[Excerpts from an interface dataset]
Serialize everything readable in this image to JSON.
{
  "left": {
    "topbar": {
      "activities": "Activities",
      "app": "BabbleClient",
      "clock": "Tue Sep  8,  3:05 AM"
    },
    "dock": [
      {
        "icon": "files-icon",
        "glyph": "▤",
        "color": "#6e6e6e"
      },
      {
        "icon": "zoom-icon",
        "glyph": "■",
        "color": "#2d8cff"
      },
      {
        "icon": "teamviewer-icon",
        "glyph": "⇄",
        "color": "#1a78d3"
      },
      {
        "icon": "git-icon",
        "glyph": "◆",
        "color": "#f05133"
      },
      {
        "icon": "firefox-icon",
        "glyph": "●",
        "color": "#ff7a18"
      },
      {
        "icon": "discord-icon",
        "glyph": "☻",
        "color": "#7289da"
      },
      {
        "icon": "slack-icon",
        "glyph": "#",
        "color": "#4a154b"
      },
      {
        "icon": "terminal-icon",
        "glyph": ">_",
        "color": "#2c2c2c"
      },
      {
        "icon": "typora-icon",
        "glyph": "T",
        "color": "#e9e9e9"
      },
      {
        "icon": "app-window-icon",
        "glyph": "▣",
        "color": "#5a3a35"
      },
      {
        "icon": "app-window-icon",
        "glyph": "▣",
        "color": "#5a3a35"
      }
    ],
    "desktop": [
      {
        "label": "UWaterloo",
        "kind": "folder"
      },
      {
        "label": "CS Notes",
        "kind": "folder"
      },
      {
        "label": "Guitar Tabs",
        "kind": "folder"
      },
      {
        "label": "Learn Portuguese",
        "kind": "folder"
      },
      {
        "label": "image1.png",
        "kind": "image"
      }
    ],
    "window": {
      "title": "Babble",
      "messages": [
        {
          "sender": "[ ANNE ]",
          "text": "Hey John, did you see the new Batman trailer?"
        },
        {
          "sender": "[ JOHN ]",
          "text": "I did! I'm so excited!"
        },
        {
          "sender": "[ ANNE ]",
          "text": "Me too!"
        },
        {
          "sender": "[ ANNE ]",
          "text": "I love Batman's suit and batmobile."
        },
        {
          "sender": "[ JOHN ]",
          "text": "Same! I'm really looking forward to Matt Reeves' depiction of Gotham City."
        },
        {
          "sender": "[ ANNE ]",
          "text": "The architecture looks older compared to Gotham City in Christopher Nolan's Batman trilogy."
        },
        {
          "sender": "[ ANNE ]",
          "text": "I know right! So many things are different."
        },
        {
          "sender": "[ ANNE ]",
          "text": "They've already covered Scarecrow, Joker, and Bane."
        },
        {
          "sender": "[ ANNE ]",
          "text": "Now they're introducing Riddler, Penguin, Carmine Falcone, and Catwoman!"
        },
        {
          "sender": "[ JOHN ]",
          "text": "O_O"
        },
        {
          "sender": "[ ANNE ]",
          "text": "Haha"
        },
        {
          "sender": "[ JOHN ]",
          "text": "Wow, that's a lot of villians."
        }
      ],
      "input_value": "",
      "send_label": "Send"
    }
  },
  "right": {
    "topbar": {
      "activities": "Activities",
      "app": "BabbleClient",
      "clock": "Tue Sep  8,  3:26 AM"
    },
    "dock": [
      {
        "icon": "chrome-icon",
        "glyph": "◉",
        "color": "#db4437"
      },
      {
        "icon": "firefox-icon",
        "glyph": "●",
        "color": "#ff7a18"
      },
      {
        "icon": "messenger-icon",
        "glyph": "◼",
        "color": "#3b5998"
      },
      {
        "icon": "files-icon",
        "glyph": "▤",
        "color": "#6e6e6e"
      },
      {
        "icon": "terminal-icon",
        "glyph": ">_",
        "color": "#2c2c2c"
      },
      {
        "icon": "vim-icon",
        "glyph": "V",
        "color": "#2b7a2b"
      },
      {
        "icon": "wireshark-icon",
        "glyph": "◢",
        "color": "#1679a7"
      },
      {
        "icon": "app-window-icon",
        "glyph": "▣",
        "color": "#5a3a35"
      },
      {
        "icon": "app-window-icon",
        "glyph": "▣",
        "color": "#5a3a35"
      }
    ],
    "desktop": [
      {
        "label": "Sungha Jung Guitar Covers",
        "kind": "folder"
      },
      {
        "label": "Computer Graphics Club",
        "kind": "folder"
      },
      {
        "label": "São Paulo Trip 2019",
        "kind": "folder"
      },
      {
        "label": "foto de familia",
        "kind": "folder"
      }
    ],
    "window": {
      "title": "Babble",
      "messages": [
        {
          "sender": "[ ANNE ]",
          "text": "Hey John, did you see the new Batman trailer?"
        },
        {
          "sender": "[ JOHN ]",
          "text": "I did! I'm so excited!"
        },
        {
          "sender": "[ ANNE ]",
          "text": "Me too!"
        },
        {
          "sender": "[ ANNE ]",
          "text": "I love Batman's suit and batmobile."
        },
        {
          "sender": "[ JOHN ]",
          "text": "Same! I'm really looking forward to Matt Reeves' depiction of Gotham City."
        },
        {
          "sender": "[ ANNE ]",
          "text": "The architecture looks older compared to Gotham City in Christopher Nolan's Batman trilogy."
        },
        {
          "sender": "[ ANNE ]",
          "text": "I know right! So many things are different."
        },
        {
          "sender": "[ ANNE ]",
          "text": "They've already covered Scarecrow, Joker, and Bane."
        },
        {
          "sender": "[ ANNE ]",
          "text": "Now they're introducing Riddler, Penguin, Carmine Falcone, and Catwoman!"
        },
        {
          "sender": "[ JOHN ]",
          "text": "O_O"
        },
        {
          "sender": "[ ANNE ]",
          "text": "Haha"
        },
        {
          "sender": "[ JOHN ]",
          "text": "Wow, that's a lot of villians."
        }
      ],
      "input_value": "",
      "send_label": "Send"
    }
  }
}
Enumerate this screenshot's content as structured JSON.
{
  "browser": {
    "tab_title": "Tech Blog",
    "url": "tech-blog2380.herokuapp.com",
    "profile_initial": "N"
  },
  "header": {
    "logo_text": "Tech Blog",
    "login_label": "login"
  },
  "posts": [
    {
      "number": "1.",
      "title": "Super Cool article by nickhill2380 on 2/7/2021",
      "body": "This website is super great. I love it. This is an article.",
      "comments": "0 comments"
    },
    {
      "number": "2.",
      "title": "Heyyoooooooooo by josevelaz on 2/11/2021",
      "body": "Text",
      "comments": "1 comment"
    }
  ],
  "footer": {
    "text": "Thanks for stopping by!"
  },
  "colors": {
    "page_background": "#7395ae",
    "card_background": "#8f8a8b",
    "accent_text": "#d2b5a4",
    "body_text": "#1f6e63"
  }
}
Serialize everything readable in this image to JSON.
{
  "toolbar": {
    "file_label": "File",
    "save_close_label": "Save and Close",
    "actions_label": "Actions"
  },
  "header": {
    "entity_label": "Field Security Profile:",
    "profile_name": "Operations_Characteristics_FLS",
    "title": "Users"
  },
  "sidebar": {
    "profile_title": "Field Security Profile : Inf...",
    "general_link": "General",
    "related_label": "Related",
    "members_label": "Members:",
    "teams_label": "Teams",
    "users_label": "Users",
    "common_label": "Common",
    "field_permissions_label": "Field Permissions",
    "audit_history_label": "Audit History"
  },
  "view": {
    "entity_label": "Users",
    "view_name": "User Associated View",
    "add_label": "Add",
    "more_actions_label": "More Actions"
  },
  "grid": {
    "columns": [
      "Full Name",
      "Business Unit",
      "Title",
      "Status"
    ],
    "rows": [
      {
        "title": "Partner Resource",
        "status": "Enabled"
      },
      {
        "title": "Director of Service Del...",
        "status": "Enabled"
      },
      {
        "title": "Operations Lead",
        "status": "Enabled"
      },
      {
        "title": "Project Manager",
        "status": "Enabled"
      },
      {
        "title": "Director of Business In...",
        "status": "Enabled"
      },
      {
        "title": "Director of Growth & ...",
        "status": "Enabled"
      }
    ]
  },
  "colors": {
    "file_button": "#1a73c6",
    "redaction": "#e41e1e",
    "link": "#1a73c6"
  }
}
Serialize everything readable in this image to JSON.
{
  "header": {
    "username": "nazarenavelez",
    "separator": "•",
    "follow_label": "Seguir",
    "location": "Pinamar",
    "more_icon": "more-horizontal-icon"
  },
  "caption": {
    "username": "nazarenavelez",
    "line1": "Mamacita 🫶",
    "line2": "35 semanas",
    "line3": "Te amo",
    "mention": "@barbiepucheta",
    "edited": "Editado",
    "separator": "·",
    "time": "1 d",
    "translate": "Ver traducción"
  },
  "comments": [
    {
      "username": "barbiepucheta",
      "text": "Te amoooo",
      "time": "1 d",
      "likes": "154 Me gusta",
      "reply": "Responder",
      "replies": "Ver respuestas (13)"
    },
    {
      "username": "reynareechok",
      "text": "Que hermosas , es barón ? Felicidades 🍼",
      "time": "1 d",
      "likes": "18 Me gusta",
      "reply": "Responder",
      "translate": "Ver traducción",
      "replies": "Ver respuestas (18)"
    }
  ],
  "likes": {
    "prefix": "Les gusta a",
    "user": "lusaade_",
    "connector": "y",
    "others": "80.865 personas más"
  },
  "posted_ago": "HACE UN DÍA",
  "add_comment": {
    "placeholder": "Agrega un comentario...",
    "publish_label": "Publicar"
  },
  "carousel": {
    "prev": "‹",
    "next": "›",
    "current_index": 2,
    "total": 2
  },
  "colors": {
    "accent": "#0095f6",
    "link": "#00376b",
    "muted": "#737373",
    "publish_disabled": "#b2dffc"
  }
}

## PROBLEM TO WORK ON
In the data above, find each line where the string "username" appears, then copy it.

## YOUR SOLUTION
    "username": "nazarenavelez",
    "username": "nazarenavelez",
      "username": "barbiepucheta",
      "username": "reynareechok",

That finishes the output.